All motion is relative. The wind is moving faster than the Earth is spinning from an observer above the Earth and sees movement of rotational speed + wind speed. Someone on Earth is already moving at the rotational speed so only sees the additional wind speed.
It is all about relativity.
If you face in the opposite direction of the Earths Rotation and throw a ball, is it harder to do so? For that matter if you throw a ball in the direction of the Earths Rotation, are you throwing it at 1000 MPH?
In fact if you consider the motion of the Earth around the Sun, and the motion of the Sun through space (not to mention galactic motion etc.), our actual resting velocity is extremely high. But none of that matters because what matters is the speed of one object relative to another.
Because you are affected by the velocities just as much as the ball you throw, you can pretty much ignore them.
I think Eggman002 hits on it exactly. Sure, technically the wind is moving faster, but not that it would affect anything on earth, since we're all moving with it. Imagine standing at the back of a bus that is moving at 80km/h, then walk from the back of the bus to the front at 5km/h. In relation to the floor of the bus, you are only moving at 5km/h, in relation to the ground under the bus, you are moving at 85km/h, and in relation to space outside of Earths atmosphere, you are moving very, very fast. If the bus is driving west-east, then technically you are walking 85km/h faster than the earth is rotating.
So to simply answer your question: Yes, a west-east wind is moving faster than the earth is rotating.
Old question thats been around for years. Most everyone is right, it's all relative! Since everyone gave great examples, here's mine: The fly trapped in my car is hovering in front of me, since im driving on the freeway does the fly have trouble keeping up with my car? Of course not! ;-) It's all relative.
HEY! Why has no one caught onto this yet: the earth spins WEST to EAST - think about where the sun rises!
You are right, though, to wonder about the connection between the spin of the earth and the direction the wind is blowing. Yes, the wind is a product of differing areas of pressure and temperature, but again, THINK: the earth is spinning west to east...
1) A section of earth is heated by the sun.
2) That air becomes warm and moves to the east (you will see why soon).

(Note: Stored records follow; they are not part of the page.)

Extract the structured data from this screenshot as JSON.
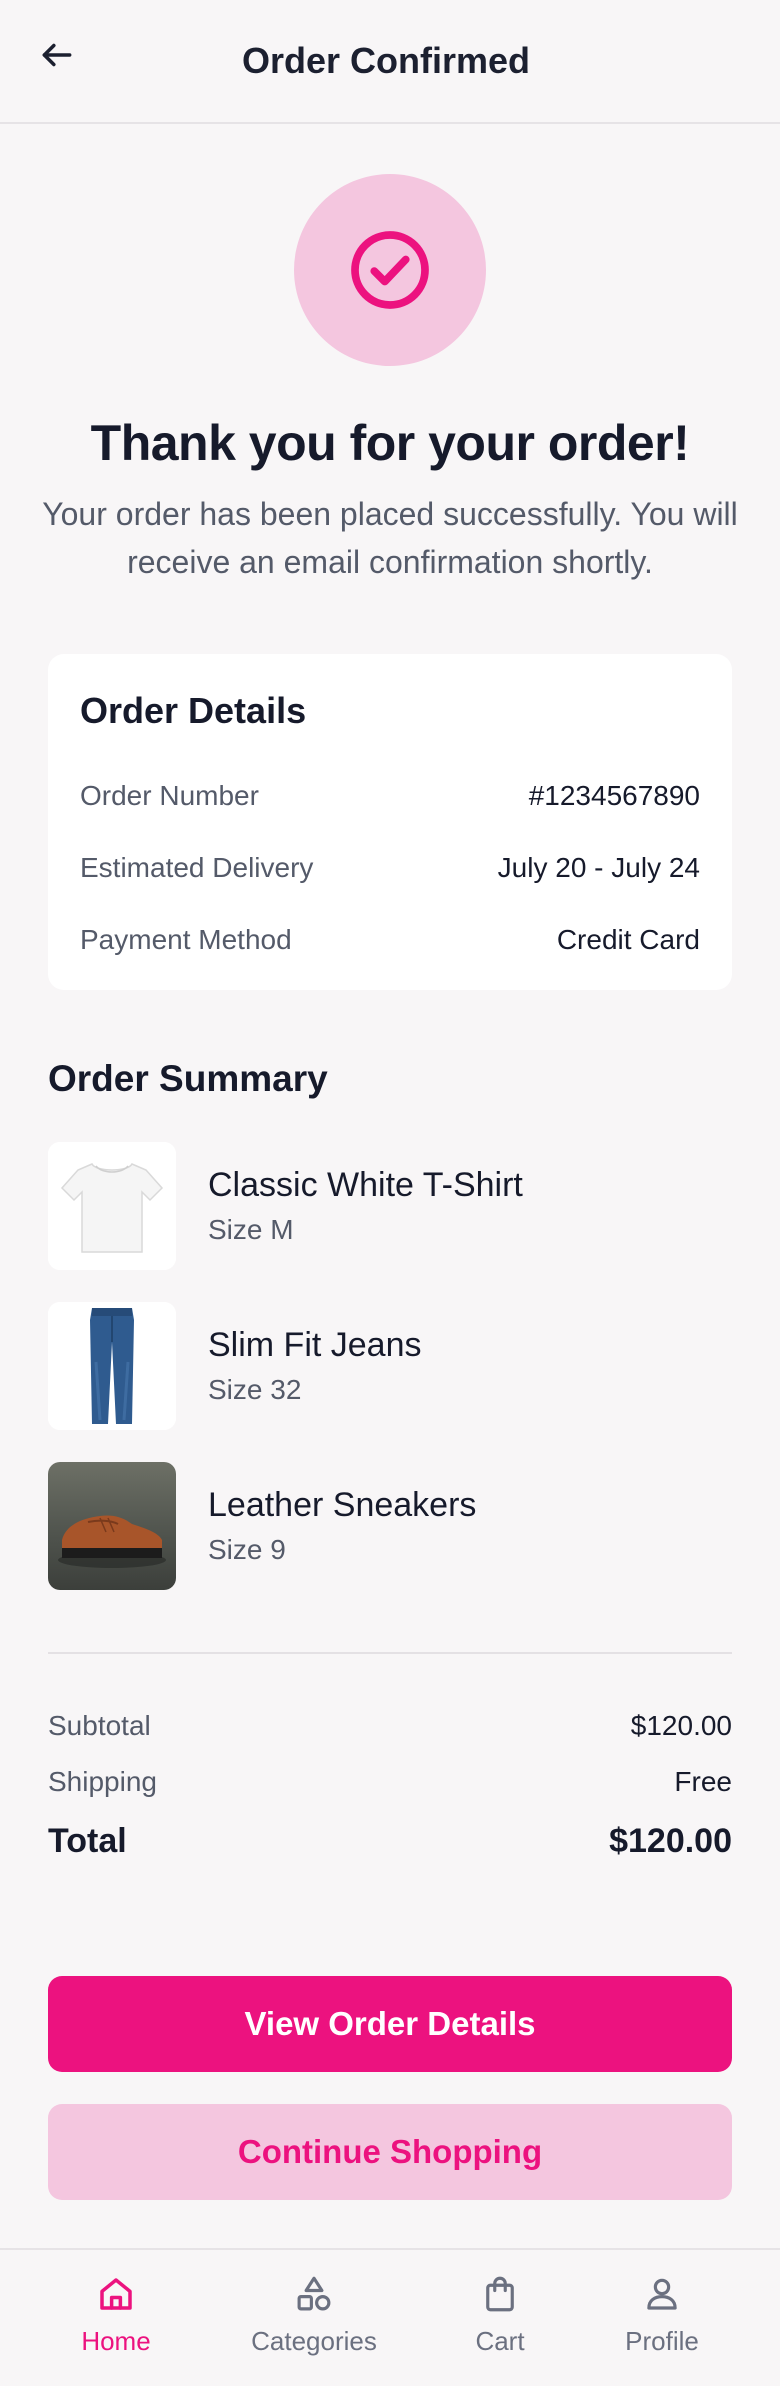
{
  "header": {
    "title": "Order Confirmed"
  },
  "confirmation": {
    "title": "Thank you for your order!",
    "message": "Your order has been placed successfully. You will receive an email confirmation shortly."
  },
  "order_details": {
    "title": "Order Details",
    "rows": [
      {
        "label": "Order Number",
        "value": "#1234567890"
      },
      {
        "label": "Estimated Delivery",
        "value": "July 20 - July 24"
      },
      {
        "label": "Payment Method",
        "value": "Credit Card"
      }
    ]
  },
  "order_summary": {
    "title": "Order Summary",
    "items": [
      {
        "name": "Classic White T-Shirt",
        "size": "Size M",
        "image": "white-tshirt"
      },
      {
        "name": "Slim Fit Jeans",
        "size": "Size 32",
        "image": "blue-jeans"
      },
      {
        "name": "Leather Sneakers",
        "size": "Size 9",
        "image": "brown-leather-sneaker"
      }
    ]
  },
  "totals": {
    "subtotal_label": "Subtotal",
    "subtotal_value": "$120.00",
    "shipping_label": "Shipping",
    "shipping_value": "Free",
    "total_label": "Total",
    "total_value": "$120.00"
  },
  "actions": {
    "primary_label": "View Order Details",
    "secondary_label": "Continue Shopping"
  },
  "nav": {
    "items": [
      {
        "label": "Home",
        "icon": "home-icon",
        "active": true
      },
      {
        "label": "Categories",
        "icon": "categories-icon",
        "active": false
      },
      {
        "label": "Cart",
        "icon": "cart-icon",
        "active": false
      },
      {
        "label": "Profile",
        "icon": "profile-icon",
        "active": false
      }
    ]
  },
  "colors": {
    "accent": "#ec127f",
    "accent_light": "#f4c6df",
    "background": "#f8f6f7",
    "text_primary": "#161a2b",
    "text_secondary": "#545a69"
  }
}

3) The space where the warm air used to be is now an area of low pressure.
4) The earth is spinning. A new section to the west of the first one is heated.
5) Hot air from second section moves east into the low pressure of first section.
6) The earth is spinning. A new section to the west of the second section is heated.
7) Hot air from third section moves east into the low pressure of second section.
And so on.